About this exercise:
Your reply should be a single number, the count of lines in the records that contain "icon".
Records for this task section start
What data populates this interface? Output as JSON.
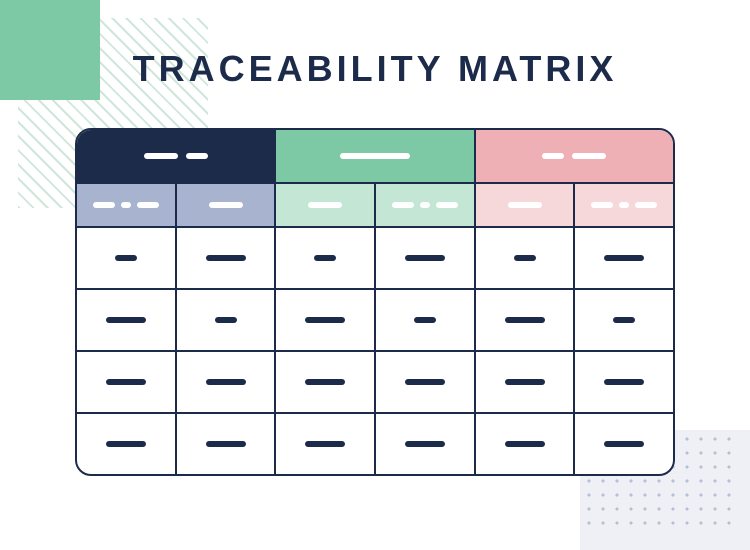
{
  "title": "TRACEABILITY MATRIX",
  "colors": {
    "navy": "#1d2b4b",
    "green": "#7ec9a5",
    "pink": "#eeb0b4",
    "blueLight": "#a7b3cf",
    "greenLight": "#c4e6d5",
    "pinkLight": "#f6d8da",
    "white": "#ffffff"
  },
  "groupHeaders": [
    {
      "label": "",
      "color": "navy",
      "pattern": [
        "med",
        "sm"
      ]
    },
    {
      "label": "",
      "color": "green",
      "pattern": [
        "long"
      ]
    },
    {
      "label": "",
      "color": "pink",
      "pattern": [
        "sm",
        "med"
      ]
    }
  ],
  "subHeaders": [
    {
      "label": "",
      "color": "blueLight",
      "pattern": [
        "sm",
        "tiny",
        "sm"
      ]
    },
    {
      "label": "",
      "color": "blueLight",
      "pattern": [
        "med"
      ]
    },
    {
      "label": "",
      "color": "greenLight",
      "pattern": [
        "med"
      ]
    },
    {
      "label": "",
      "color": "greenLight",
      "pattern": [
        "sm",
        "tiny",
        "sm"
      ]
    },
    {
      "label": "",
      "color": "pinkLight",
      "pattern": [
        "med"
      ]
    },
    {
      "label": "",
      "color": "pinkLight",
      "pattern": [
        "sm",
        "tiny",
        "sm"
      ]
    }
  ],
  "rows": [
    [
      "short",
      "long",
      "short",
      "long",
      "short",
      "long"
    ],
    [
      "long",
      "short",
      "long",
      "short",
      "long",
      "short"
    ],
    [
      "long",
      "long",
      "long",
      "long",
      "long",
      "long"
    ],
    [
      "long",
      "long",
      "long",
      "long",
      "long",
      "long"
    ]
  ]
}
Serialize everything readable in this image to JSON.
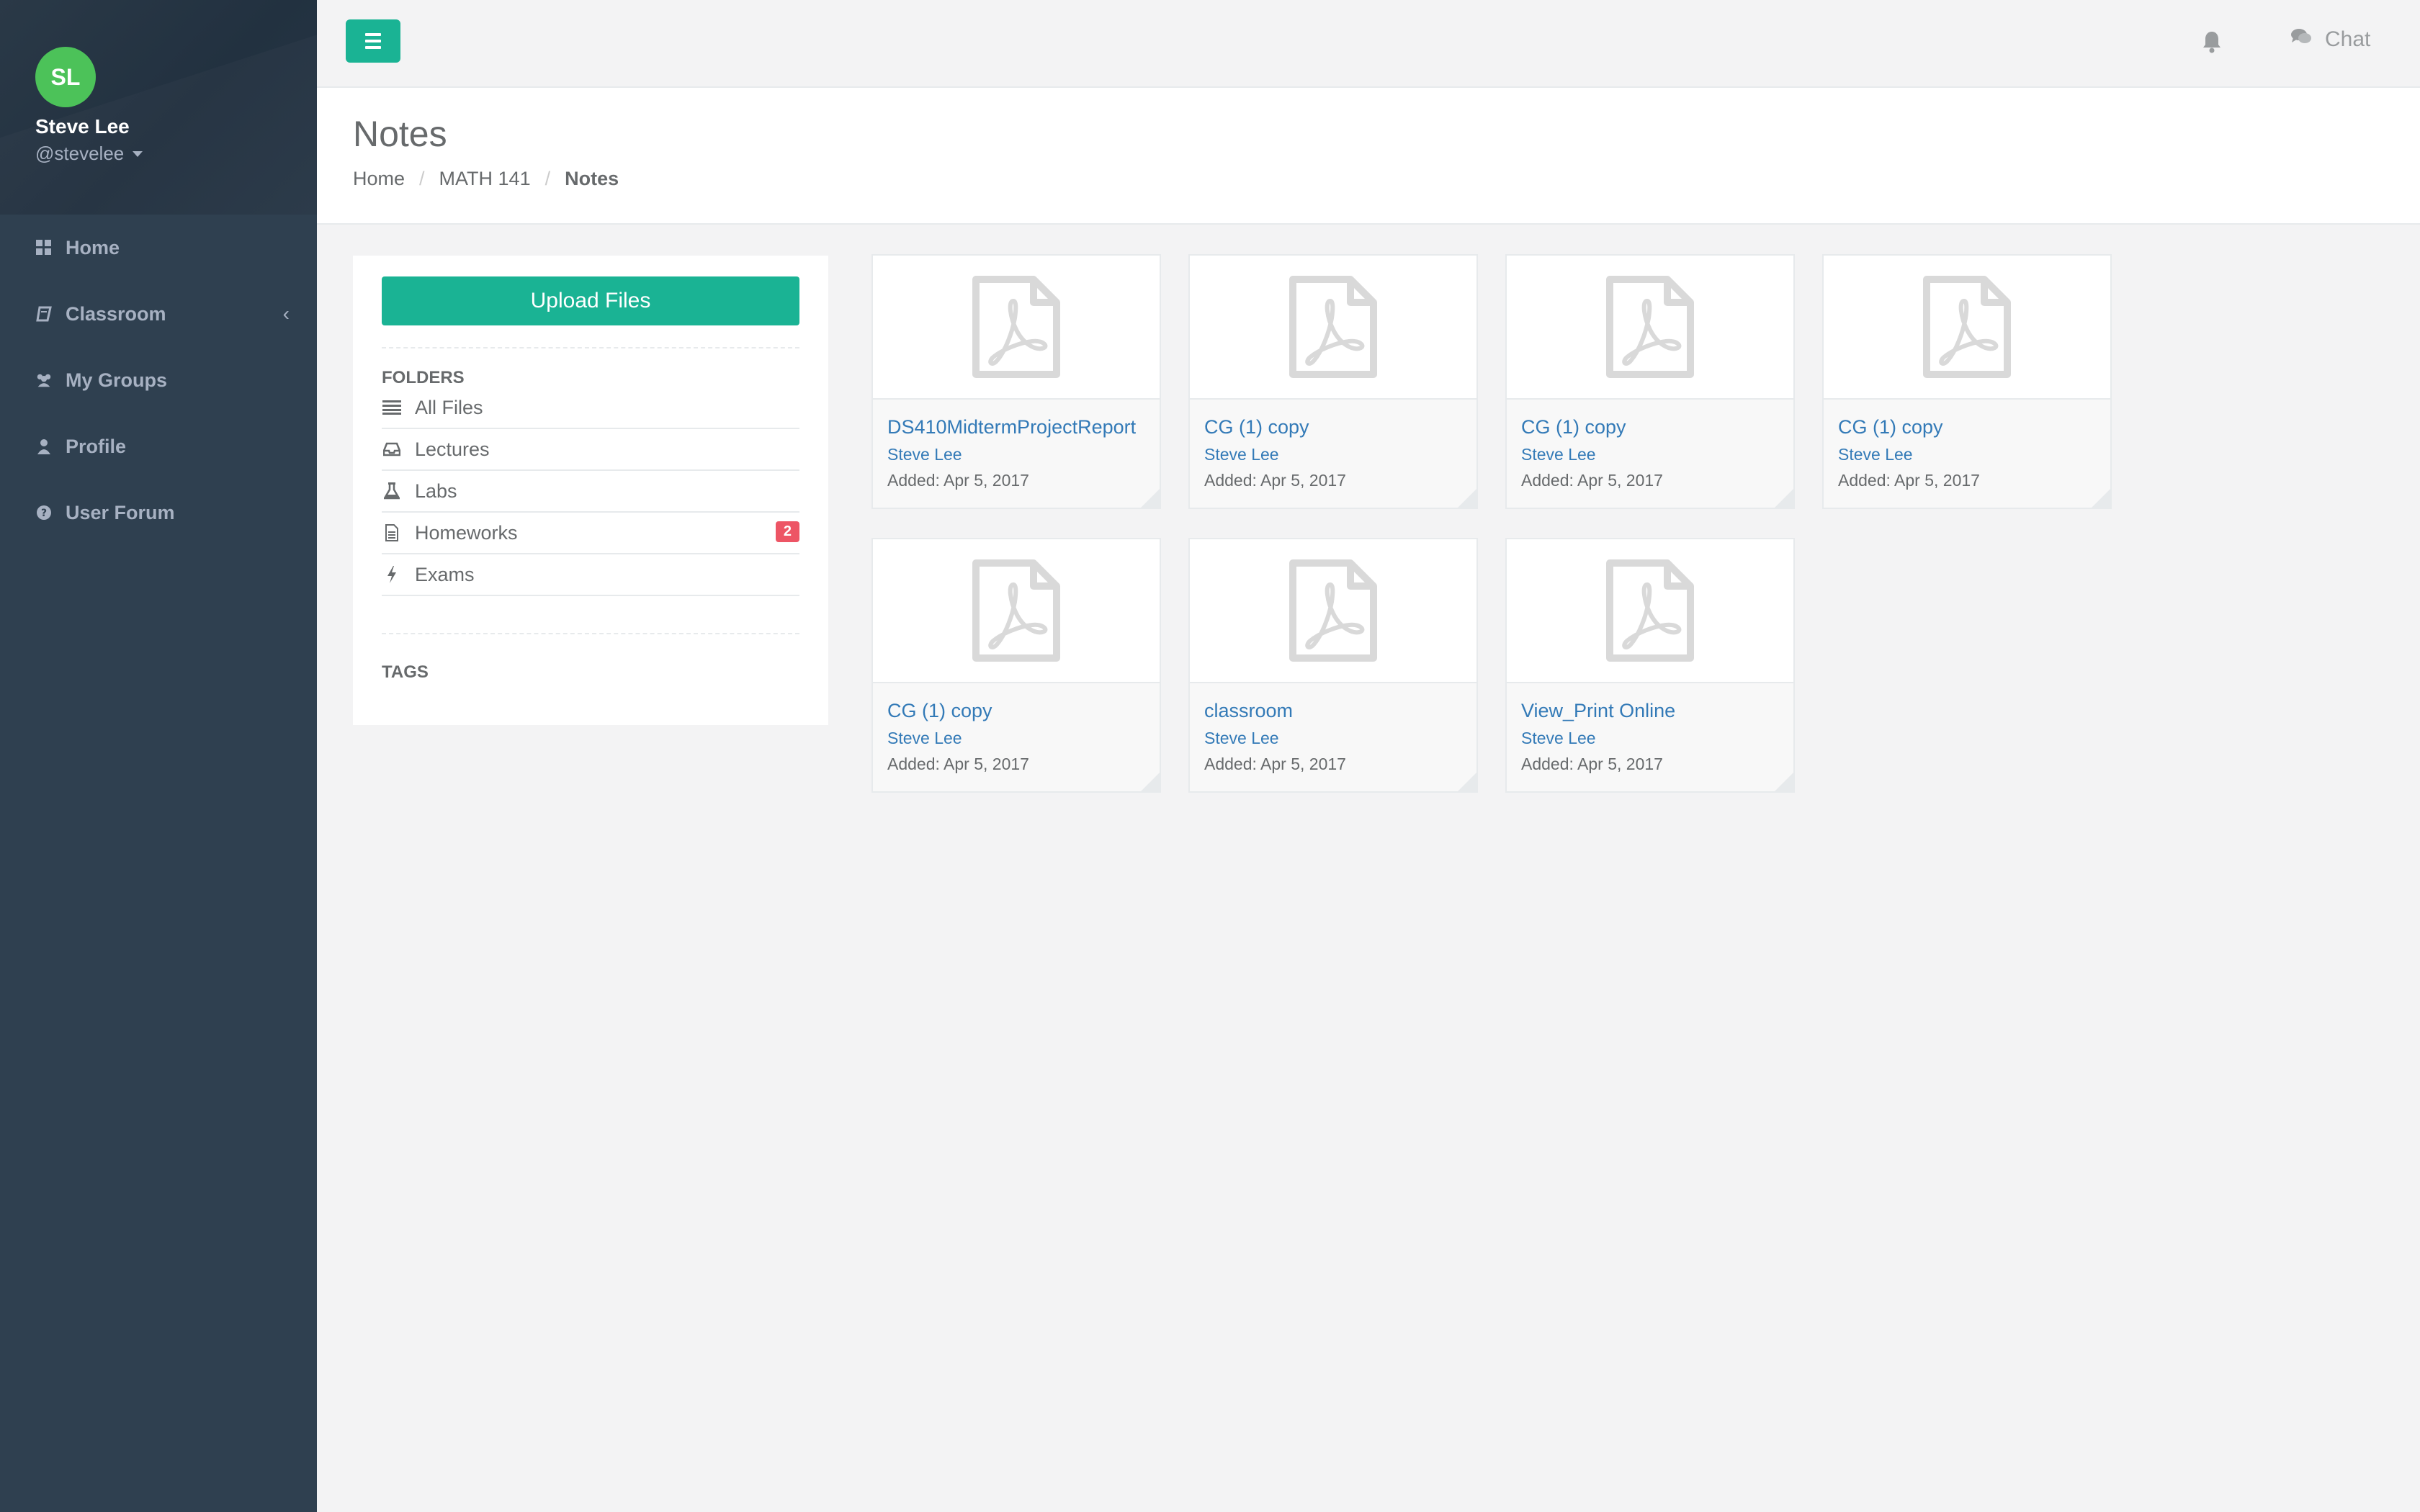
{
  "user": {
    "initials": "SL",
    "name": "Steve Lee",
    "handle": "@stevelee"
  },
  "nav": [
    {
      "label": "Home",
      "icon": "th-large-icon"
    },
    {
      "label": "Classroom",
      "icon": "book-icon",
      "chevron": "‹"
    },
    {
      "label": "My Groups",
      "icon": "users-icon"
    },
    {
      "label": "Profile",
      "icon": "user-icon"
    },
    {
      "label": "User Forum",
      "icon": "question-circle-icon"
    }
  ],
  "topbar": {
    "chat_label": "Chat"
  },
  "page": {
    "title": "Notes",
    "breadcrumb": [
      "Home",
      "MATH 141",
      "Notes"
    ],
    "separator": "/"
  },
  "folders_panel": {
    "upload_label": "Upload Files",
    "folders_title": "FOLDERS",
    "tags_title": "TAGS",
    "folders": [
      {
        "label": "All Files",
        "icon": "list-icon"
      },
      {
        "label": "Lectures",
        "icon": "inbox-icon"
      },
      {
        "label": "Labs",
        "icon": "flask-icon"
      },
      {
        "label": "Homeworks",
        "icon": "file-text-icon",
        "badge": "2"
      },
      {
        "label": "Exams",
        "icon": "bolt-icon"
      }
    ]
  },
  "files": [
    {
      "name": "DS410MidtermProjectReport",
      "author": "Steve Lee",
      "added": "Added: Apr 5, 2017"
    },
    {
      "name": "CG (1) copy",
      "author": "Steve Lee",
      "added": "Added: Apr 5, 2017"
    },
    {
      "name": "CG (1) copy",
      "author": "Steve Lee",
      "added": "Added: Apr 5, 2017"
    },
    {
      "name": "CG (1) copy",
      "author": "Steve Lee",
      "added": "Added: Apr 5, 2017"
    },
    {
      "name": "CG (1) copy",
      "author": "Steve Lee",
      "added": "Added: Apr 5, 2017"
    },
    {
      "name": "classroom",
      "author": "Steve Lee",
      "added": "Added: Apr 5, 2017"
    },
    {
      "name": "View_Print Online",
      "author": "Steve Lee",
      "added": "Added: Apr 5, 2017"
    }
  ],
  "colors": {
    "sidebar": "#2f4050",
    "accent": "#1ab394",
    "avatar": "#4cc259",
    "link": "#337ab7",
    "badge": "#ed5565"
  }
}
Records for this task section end
Task result:
10